This Pepin recipe for “Little Shrimp Casseroles” is a perfect example of his approach, with only a handful of simple ingredients, very little prep, and only one dish if you make a large gratin instead of individual ones. Your seafood counter probably sells peeled and de-veined shrimp, which are certainly worth the higher price if you’re in a hurry or slow to prep shrimp. Most people can get this dish in the oven in under 15 minutes, with minimal cleanup involved. Lest you think this recipe is here just for its ease, I assure you it’s also quite delicious, with the white wine and butter letting the natural sweetness of the shrimp shine through.
You’ll need a very small amount of white wine – only a quarter cup. If you’re not up to opening an entire bottle, consider purchasing little “airplane” bottles. They are available at most supermarkets, and while the quality available in small bottles is limited, they’ll do just fine for cooking. I used half a 187-ml bottle of Cavit Pinot Grigio for this recipe. If you want to drink wine with your dinner, buy a full bottle of a better wine.
As an additional bonus, this gratin can be prepped ahead, chilled, and baked off at the last minute. You can even make two gratins and have it freshly baked on two different nights.
Add a simple green salad or vegetable (perfect broccoli?) to complete the meal.

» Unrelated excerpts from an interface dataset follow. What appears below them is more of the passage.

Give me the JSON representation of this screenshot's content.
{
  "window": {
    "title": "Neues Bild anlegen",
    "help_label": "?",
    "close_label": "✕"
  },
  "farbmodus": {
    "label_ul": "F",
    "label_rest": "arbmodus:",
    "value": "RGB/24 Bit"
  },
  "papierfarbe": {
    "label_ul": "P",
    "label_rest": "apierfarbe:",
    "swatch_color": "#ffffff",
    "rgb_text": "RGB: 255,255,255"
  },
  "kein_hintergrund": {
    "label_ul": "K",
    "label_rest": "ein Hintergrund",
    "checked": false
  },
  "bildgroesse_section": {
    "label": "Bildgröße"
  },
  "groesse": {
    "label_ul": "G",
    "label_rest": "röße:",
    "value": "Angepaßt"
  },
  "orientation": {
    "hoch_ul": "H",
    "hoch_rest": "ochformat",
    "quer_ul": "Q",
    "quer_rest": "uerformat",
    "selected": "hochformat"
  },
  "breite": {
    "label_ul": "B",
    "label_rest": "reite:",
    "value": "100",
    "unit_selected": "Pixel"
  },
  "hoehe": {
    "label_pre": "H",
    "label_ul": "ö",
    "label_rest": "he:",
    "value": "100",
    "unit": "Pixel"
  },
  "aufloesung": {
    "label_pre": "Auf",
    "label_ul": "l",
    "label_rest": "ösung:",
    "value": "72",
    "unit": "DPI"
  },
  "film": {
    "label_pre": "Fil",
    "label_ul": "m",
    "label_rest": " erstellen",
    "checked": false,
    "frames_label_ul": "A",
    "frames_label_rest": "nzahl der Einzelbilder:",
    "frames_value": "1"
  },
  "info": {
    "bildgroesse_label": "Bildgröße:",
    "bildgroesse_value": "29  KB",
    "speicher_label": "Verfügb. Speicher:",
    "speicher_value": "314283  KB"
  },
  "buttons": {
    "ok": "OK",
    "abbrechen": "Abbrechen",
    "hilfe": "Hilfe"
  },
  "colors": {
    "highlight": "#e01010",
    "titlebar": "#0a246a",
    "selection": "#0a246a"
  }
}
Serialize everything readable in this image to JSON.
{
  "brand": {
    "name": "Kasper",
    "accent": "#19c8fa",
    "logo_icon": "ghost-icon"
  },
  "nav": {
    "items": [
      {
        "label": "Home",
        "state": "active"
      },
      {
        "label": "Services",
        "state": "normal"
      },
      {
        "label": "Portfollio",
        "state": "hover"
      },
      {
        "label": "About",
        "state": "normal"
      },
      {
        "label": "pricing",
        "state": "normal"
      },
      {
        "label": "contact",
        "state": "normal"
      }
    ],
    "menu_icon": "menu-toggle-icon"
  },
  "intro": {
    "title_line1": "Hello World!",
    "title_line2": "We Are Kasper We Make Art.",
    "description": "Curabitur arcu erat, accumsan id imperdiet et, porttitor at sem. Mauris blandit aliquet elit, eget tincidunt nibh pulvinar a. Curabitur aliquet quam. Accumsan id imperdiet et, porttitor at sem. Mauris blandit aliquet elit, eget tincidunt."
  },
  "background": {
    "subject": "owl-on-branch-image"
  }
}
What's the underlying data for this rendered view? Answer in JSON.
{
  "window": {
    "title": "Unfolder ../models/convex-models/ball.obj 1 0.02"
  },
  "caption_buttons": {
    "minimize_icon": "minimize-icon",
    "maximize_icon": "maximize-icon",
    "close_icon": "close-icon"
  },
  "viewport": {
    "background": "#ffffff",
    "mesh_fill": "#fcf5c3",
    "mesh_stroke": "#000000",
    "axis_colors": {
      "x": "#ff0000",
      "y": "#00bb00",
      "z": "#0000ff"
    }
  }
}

Garlicky Shrimp Gratin
A fantastic simple gratin of sweet shrimp, earthy mushrooms, slivers of green onion, and the bite of fresh garlic, all topped with bread crumbs and baked until bubbly and crispy. You can make one large gratin or four individual ones if you want an excuse to use cute little gratin dishes. If you buy peeled and de-veined shrimp, this recipe takes less than 15 minutes to prepare.
Adapted from Jacques Pepin’s “Little Shrimp Casseroles” in Fast Food My Way, 2004.
1 1/4 lb. shrimp, peeled and de-veined
4 tsp. fresh garlic, minced
1/2 cup green onion, minced
1 cup button mushrooms, small dice
1/2 tsp. kosher salt
freshly ground black pepper, to taste
4 Tbs. unsalted butter, melted
1/4 cup dry white wine
1 1/2 Tbs. canola oil
1 cup panko (see note)
Heat the oven to 425F.
Grease a 4-cup capacity shallow gratin dish or casserole dish. (Or use four 1-cup dishes.) Add the shrimp, mushrooms, green onion, salt, pepper, melted butter, and white wine. Stir to coat and evenly distribute the shrimp.
In a separate bowl, combine the bread crumbs and oil. Toss to coat. Sprinkle crumbs over the gratin.
Bake 10-15 minutes or until the topping is nicely browned the shrimp are cooked through. The cooking time will vary based on the size of your shrimp and baking dish. You should be able to hear the liquid bubbling a little when it’s done.
Note: Panko are Japanese-style bread crumbs, which are very flaky and crisp easily. They can be found in the Asian section of most supermarkets. Pepin calls for fresh bread crumbs, made by putting sturdy white bread in a food processor.
Do you have any good gratin combinations or alterations to this recipe you’d like to share? Please comment.